Supplied entries
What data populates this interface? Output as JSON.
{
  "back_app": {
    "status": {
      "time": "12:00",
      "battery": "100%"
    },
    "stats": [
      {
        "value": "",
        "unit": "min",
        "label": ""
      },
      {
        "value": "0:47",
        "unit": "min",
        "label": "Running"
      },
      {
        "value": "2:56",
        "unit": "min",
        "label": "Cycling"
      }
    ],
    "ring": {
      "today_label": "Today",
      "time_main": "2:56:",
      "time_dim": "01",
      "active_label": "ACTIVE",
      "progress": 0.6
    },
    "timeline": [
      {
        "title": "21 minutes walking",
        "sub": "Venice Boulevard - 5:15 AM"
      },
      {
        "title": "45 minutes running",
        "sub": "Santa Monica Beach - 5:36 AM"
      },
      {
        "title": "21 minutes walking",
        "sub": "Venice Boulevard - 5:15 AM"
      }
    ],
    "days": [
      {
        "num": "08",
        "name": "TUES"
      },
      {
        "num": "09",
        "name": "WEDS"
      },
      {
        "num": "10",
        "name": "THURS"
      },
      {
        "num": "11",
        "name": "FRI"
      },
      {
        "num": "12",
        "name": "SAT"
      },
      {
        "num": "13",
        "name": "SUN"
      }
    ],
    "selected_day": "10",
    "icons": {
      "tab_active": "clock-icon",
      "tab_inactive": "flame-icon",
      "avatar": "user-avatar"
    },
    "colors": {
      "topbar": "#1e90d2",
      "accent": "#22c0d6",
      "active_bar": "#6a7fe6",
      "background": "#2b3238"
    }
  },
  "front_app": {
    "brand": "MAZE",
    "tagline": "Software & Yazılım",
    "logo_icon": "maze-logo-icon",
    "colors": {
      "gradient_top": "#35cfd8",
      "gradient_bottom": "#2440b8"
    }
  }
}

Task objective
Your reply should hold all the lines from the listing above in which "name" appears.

Answer to this task
        "name": "TUES"
        "name": "WEDS"
        "name": "THURS"
        "name": "FRI"
        "name": "SAT"
        "name": "SUN"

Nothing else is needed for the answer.